This whole situation was bigger and more complicated than I realized. What was I still doing here? Why was I not at a coffee shop with my laptop? ABORT! ABORT!
I grabbed a glass of water and joined my husband.
“What’s wrong?” I asked him once more. This time he answered and I felt his words rush toward me. I was overwhelmed and engulfed with conviction. I continued to listen while I gulped down some ice-cold water from my glass.
“And relax,” my sister says as we coast to a calm area in the river. I wipe the water from my face and slick back my hair.
“We call this next one Double Reaction because of its sideways curler wave,” my sister preps us for the next upcoming rapid.
I feel myself tense up as we get closer. At first glance, it looks like a deep pit of water with no escape route. Maybe, I rationalize, this is the right time to jump out and call it quits. But I don’t let the thoughts linger long because what happens then? Also, why am I jumping if we aren’t sinking? There has to be a way through it, I determine. All of these same fears and doubts were in my mind before the last rapid, but we still got through it. This is not the time to abandon ship.
“And forward,” my sister directs.

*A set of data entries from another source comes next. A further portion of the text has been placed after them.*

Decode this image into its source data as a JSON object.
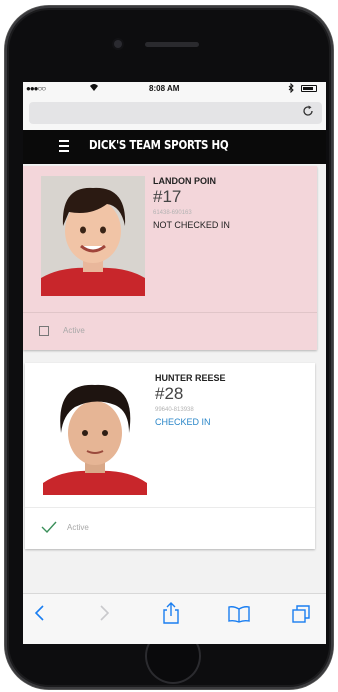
{
  "status_bar": {
    "carrier": "●●●○○",
    "time": "8:08 AM"
  },
  "browser": {
    "reload_icon": "reload-icon"
  },
  "nav": {
    "brand": "DICK'S TEAM SPORTS HQ"
  },
  "players": [
    {
      "name": "LANDON POIN",
      "number": "#17",
      "id": "61438-690163",
      "status": "NOT CHECKED IN",
      "active_label": "Active",
      "active": false
    },
    {
      "name": "HUNTER REESE",
      "number": "#28",
      "id": "99640-813938",
      "status": "CHECKED IN",
      "active_label": "Active",
      "active": true
    }
  ],
  "colors": {
    "not_checked_bg": "#f3d6da",
    "checked_text": "#2a86c8",
    "check_green": "#3a8f5a",
    "ios_blue": "#1a7ef1"
  }
}
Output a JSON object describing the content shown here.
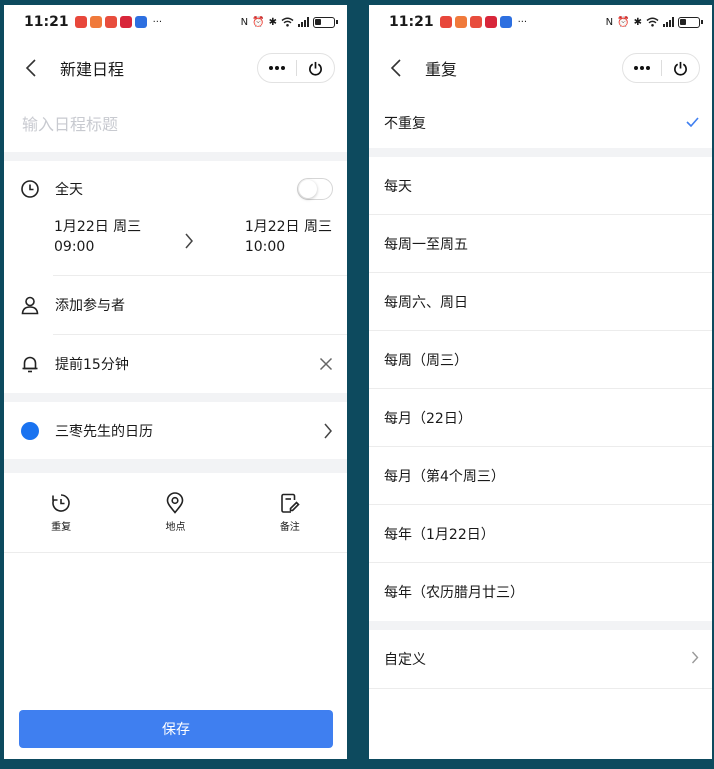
{
  "status": {
    "time": "11:21",
    "more": "···"
  },
  "left": {
    "nav_title": "新建日程",
    "title_placeholder": "输入日程标题",
    "all_day_label": "全天",
    "start_date": "1月22日 周三",
    "start_time": "09:00",
    "end_date": "1月22日 周三",
    "end_time": "10:00",
    "add_attendee_label": "添加参与者",
    "reminder_label": "提前15分钟",
    "calendar_label": "三枣先生的日历",
    "actions": [
      {
        "label": "重复"
      },
      {
        "label": "地点"
      },
      {
        "label": "备注"
      }
    ],
    "save_label": "保存"
  },
  "right": {
    "nav_title": "重复",
    "options": [
      "不重复",
      "每天",
      "每周一至周五",
      "每周六、周日",
      "每周（周三）",
      "每月（22日）",
      "每月（第4个周三）",
      "每年（1月22日）",
      "每年（农历腊月廿三）"
    ],
    "custom_label": "自定义"
  },
  "colors": {
    "accent": "#3f7ff0",
    "calendar_dot": "#1a73f0",
    "background": "#0d4a5e"
  }
}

I twisted my palm around the outside of my glass in a downward motion and let the condensation drip down to the tile floor. I picked up one of my discarded tissues and wiped it away.
“I’m sorry for the way I snapped at you earlier.” My voice was still shaky from the ugly cry. I do that when stress and anger and shame collide. “Will you forgive me?”
He nodded and reached out his hand. I took hold of it as he pulled me in for a hug.
“And relax,” my sister says. Her words let us know we’ve made it through. It’s all behind us now.
We coast into the calm waters once again. I look around and I can tell we all feel a little more capable of tackling the remaining rapids ahead of us than we did when we first got in the raft. Against all our natural instincts to turn around, we moved forward. Against all the desire to find an easier route, we went straight into the rapids. Against all odds, we kept coming out on the other side.
“And forward,” we hear the command again.
Yes, forward. We stay in the boat and move forward.
P.S. Don’t miss our Galentine’s Day gift guide!
Guest post written by Alicia Boyce. Alicia is the wife of one awesome husband and the mom of four well-traveled kids. When she isn’t drinking her thrice reheated cup of coffee while homeschooling, she’s taking photos and writing about her quirky, expat life on Instagram. She’s co-founder of the blog, Taking Route—an online community for expat women “taking root while on route,” as well as the co-host of the Taking Route Podcast.
Alicia’s essay was the second-place winner of our “Love After Babies” essay content in our Exhale creative community. For more information about Exhale, visit www.exhalecreativity.com.
Photo by N’tima Preusser.